Stripping away pretty much all of their grandiose artillery, this is easily the band’s most melodic, easily accessible and minimalist record to date, with Cammie front and centre as the undisputed star. And although chunky guitars roll ominously like fleeting storm clouds across the horizon on Star Altar and black metal lurks at the fringes of Red Forest Roads, the album eschews the death metal influences of old, drawing its heaviness instead from a well of emotion, inspired by the dark allure of artists like Nick Cave and Tom Waits.

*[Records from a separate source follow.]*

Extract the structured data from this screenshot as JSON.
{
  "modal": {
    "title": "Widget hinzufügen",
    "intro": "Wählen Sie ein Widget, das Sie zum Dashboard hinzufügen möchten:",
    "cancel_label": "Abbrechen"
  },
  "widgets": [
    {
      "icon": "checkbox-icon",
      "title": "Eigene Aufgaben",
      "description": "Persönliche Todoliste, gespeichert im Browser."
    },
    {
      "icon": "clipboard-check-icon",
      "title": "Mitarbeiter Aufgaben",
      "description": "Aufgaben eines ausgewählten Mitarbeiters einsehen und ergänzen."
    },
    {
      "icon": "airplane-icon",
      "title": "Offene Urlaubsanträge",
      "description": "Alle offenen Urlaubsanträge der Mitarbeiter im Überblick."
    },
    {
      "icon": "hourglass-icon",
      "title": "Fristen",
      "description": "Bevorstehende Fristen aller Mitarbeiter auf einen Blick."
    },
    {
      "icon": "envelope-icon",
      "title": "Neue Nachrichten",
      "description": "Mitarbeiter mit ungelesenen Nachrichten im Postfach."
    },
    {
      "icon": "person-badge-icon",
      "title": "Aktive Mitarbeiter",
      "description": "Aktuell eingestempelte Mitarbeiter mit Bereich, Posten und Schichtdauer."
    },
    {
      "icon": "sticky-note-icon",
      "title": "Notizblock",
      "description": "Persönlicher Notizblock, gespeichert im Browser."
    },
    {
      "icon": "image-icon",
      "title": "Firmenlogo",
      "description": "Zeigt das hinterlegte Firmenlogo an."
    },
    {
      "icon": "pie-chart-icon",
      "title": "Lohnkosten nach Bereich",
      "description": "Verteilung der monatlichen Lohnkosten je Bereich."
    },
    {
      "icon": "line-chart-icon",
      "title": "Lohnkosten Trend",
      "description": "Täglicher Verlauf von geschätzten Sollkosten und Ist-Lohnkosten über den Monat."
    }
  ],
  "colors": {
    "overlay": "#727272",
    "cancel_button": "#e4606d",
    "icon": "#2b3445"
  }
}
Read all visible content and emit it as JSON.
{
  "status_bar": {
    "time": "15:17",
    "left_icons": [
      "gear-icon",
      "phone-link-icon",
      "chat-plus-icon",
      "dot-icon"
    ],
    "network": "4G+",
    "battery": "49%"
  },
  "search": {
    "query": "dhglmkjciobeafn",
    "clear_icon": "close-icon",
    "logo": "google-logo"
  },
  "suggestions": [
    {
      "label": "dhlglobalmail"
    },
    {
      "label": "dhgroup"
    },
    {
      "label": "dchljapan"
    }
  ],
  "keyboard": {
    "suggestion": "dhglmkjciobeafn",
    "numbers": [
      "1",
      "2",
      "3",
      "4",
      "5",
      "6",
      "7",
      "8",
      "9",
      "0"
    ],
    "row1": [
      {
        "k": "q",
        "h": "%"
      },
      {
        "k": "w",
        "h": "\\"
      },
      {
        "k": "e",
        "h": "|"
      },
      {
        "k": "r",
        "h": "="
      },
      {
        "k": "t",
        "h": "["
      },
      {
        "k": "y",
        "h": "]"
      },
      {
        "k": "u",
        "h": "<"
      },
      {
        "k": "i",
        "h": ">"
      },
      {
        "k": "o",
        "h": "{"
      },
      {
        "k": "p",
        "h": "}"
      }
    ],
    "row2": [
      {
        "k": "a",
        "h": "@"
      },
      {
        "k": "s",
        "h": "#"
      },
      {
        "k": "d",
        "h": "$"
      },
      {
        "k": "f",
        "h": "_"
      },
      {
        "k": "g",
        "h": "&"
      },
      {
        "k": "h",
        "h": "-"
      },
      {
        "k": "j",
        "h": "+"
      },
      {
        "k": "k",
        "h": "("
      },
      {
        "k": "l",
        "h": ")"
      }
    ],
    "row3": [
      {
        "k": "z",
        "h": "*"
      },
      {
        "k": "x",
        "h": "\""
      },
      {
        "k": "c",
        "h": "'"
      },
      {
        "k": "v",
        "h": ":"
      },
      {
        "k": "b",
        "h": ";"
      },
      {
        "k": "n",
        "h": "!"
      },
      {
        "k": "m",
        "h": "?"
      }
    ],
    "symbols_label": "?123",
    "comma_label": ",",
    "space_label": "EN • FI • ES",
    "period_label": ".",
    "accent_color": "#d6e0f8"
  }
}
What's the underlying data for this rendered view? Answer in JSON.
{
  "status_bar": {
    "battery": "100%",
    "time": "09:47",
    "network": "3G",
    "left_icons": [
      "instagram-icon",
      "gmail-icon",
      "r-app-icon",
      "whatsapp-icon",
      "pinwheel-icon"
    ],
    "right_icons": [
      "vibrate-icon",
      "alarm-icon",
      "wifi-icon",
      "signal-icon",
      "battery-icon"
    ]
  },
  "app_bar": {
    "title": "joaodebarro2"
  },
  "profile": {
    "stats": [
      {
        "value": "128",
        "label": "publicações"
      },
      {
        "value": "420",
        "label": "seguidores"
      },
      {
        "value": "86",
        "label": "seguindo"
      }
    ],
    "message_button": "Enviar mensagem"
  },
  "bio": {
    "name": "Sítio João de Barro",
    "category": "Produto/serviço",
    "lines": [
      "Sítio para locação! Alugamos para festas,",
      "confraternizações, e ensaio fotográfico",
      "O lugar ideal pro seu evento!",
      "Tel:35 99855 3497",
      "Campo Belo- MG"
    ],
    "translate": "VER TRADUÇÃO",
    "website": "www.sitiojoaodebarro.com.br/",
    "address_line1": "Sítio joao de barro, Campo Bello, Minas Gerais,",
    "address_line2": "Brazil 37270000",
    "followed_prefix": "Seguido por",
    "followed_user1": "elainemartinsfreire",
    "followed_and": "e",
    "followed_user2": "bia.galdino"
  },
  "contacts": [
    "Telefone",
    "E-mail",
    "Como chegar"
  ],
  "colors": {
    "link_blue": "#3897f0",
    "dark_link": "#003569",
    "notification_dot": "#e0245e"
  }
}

From Hearts Of Stone, which conjures an ornate sense of gothic Americana, to the elegant instrumentation of The Lighthouse that hangs heavy like the sweet, perfumed air of the deep South, it’s Cammie’s emotional experience (‘Dying to crawl back into the womb / Hoping that somewhere could feel like home’) that carves a path through the gloom.

Undoubtedly, some fans drawn to the doomy Salvation – which nods to both Type O Negative and Anathema, accompanied by mournful chants from band founder, drummer Dobber Beverly – will miss the sleight-of-hand brutality of their earlier material, but there’s no doubt that Starlight And Ash is the sound of a band playing to all of their strengths. This is yet another album that marks them out as one of modern metal’s most innovative operators.

Dannii Leivers

Danniii Leivers writes for Classic Rock, Metal Hammer, Prog, The Guardian, NME, Alternative Press, Rock Sound, The Line Of Best Fit and more. She loves the 90s, and is happy where the sea is bluest.